--------------------

p.s. Not "giving,"  I meant in my head "forgiving."

---------------------

Hahaha - yes, we always seem to end up in agreement. Any variance in views is probably a function of communication. Written communication does have its weaknesses.

Like you, I reckon all parts of the process are important, as is baker intuition and of course quality of ingredients. And yeah, fortunately, SD is indeed pretty forgiving! If it was a precise science rather than a flexible process with a mystical element, it would be less accessible for most of us, less tantalising, and altogether less enjoyable!

Cheers!
R

 Oh I just have to say something about winemaking.  The key to making great wine is to start out with the best grapes.  The winemaker's job is to keep it from turning to vinegar.  The winemaker can have an impact on how a wine turns out but not as much as people think.  In the industry it is common to hear that the grapes account for 75% to 85% of the way a wine turns out.  I think there is a link there to bread making.  You can't make great bread with bad ingredients.

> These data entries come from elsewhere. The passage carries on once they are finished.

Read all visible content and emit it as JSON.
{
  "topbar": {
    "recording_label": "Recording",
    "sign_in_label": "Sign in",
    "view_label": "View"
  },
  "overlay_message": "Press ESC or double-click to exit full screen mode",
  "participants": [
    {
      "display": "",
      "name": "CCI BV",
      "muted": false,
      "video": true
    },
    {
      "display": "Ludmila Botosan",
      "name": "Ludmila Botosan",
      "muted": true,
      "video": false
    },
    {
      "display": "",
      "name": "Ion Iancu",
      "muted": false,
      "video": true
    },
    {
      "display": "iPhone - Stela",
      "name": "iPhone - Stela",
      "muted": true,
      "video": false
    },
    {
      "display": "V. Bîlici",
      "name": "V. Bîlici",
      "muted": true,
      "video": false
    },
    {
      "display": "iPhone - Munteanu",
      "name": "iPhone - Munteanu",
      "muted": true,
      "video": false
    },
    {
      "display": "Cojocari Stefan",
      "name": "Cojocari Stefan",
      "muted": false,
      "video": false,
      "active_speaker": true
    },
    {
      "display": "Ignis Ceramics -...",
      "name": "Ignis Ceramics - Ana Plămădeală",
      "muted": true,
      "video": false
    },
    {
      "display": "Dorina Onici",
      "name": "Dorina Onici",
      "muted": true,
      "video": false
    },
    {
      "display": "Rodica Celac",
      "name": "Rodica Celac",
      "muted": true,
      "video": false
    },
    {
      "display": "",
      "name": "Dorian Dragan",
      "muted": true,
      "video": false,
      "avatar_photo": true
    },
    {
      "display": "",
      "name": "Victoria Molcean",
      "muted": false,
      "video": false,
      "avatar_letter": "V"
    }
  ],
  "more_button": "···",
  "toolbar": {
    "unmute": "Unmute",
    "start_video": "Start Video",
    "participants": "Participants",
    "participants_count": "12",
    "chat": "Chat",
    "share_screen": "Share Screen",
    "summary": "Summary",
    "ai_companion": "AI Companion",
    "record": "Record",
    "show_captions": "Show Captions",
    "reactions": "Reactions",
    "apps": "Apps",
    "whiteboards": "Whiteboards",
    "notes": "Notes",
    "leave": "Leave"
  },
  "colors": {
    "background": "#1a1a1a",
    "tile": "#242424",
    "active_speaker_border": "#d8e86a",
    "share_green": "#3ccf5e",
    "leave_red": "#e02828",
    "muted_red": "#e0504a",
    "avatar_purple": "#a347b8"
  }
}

When I make wine I don't view myself as a winemaker but as being on the anti-vinegar patrol.  Great discussion glad to be able to read other peoples thoughts on these issues.

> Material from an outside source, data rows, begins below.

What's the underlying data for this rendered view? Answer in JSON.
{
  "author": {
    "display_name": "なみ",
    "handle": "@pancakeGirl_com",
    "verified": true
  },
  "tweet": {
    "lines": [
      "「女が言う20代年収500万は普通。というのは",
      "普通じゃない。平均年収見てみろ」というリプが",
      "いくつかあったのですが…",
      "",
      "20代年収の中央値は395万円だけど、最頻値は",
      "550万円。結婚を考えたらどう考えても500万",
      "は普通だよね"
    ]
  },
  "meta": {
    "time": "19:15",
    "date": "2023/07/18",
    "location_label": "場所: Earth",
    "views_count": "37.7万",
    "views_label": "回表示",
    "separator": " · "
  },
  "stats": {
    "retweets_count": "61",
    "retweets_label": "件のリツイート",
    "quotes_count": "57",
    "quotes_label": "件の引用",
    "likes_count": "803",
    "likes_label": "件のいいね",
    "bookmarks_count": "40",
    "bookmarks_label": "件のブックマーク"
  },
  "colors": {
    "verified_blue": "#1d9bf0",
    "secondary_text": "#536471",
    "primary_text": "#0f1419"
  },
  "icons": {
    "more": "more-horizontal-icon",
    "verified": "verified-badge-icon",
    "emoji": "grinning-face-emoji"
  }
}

LeadDog, it may well be correct that "the grapes account for 75% to 85% of the way a wine turns out", but isn't the brillance of the finished tale in that other 15%? And isn't this where the winemaker excels or otherwise?

What makes a great wine classic great? Great grapes, of course, and I would think extraordinary natural conditions, such as the right soil and a special micro-climate on the side of a hill that gets exactly the right amount of sunlight or whatever to bring out the very best in the grapes...but isn't the expertise of the winemaker also vital to the finished product?

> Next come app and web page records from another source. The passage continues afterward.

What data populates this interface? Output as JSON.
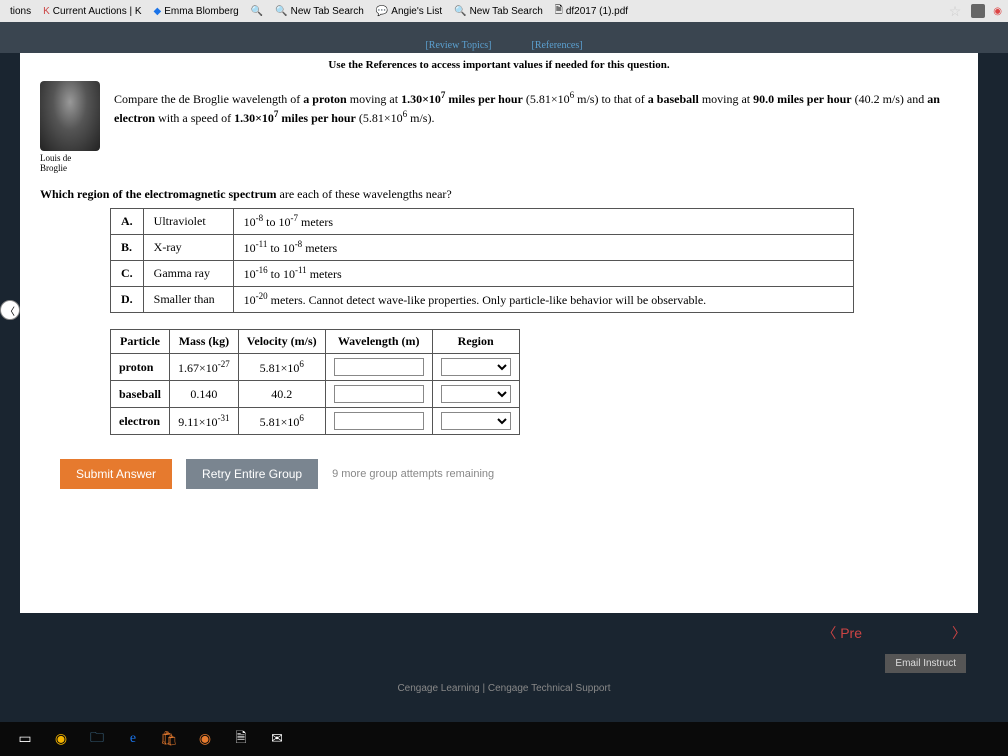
{
  "tabs": {
    "t0": "tions",
    "t1": "Current Auctions | K",
    "t2": "Emma Blomberg",
    "t3": "New Tab Search",
    "t4": "Angie's List",
    "t5": "New Tab Search",
    "t6": "df2017 (1).pdf"
  },
  "header": {
    "review": "[Review Topics]",
    "references": "[References]"
  },
  "instruction": "Use the References to access important values if needed for this question.",
  "scientist": "Louis de Broglie",
  "problem": {
    "p1a": "Compare the de Broglie wavelength of ",
    "p1b": "a proton",
    "p1c": " moving at ",
    "p1d": "1.30×10",
    "p1d_sup": "7",
    "p1e": " miles per hour",
    "p1f": " (5.81×10",
    "p1f_sup": "6",
    "p1g": " m/s) to that of ",
    "p1h": "a baseball",
    "p1i": " moving at ",
    "p1j": "90.0 miles per hour",
    "p2a": " (40.2 m/s) and ",
    "p2b": "an electron",
    "p2c": " with a speed of ",
    "p2d": "1.30×10",
    "p2d_sup": "7",
    "p2e": " miles per hour",
    "p2f": " (5.81×10",
    "p2f_sup": "6",
    "p2g": " m/s)."
  },
  "question": {
    "bold": "Which region of the electromagnetic spectrum",
    "rest": " are each of these wavelengths near?"
  },
  "spectrum": {
    "rows": [
      {
        "label": "A.",
        "name": "Ultraviolet",
        "r1": "10",
        "s1": "-8",
        "mid": " to 10",
        "s2": "-7",
        "end": " meters"
      },
      {
        "label": "B.",
        "name": "X-ray",
        "r1": "10",
        "s1": "-11",
        "mid": " to 10",
        "s2": "-8",
        "end": " meters"
      },
      {
        "label": "C.",
        "name": "Gamma ray",
        "r1": "10",
        "s1": "-16",
        "mid": " to 10",
        "s2": "-11",
        "end": " meters"
      },
      {
        "label": "D.",
        "name": "Smaller than",
        "r1": "10",
        "s1": "-20",
        "mid": "",
        "s2": "",
        "end": " meters. Cannot detect wave-like properties. Only particle-like behavior will be observable."
      }
    ]
  },
  "particle_table": {
    "h1": "Particle",
    "h2": "Mass (kg)",
    "h3": "Velocity (m/s)",
    "h4": "Wavelength (m)",
    "h5": "Region",
    "rows": [
      {
        "name": "proton",
        "m1": "1.67×10",
        "m1s": "-27",
        "v1": "5.81×10",
        "v1s": "6"
      },
      {
        "name": "baseball",
        "m1": "0.140",
        "m1s": "",
        "v1": "40.2",
        "v1s": ""
      },
      {
        "name": "electron",
        "m1": "9.11×10",
        "m1s": "-31",
        "v1": "5.81×10",
        "v1s": "6"
      }
    ]
  },
  "buttons": {
    "submit": "Submit Answer",
    "retry": "Retry Entire Group",
    "attempts": "9 more group attempts remaining"
  },
  "nav": {
    "prev": "〈 Pre",
    "next": "〉"
  },
  "email": "Email Instruct",
  "footer": "Cengage Learning  |  Cengage Technical Support"
}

To return to Dimitri's violin analogy, a Stradivarius in the hands of an amateur violinist is probably going to sound pretty good, but only a virtuoso like Yehudi Menuhin is going to be able to truly conjure the magic out of the instrument.

 In my opinion there are some really great wines made by ordinary winemakers because they have good grapes to start with.  Also in my opinion there are very few outstanding winemakers that can make the magic happen to a wine that will take it above and beyond what an ordinary winemaker will have done.  So yes there are some great winemakers but not as many as you think.  There are to many winemakers that will say the wines really just make themselves.  The real skill of the winemaker is being able to handle problem batches of wines and keep them so that they can be sold to market as wine and not vinegar.  Have you ever noticed some wineries sell vinegar?

I'm not one of those who thinks there are a lot of good winemakers around. As with anything, mediocrity rules, and the extreme exceptions - both good and bad - are at the tapering outer ends of the bell curve. Yehudi Menuhins only come along once in a while!

To be honest, I think Australia does good cheap-end and mid-range wines extremely well, and in my experience there are not many instances of 'vinegar' here unless you get a corked bottle or are buying wino swill under $5 (and even at that low price, there are plenty of palatable ones around...especially in cleanskins, where you can score some outstanding bargains).

But to clarify, you're not saying that the legendary acclaimed winemakers are just lucky enough to be working with top quality grapes? I'm not a winemaker as you are, and know little about the details of the process - perhaps the role of the winemaker is far more passive than I imagine?

 Yes some legendary winemakers are honest enough to tell the grower that it is the grapes that make the wine great.  There are bidding wars over the grapes of the top vineyards because the wineries know that they can make great wines from those grapes.

I have had the honor to work with a winemaker that could do the magic with the wine but he still gave lots of credit to the vineyards and the grapes.

When I said vinegar I meant vinegar.  The bottles have right on the label red wine vinegar and it doesn't sell for as much as a bottle of wine.  Other wineries sell their bad wine to distilleries to be made into high proof alcohol.  The role of the winemaker can be very passive when it comes to the wine but they do have a lot of other duties that are very important and keep them busy.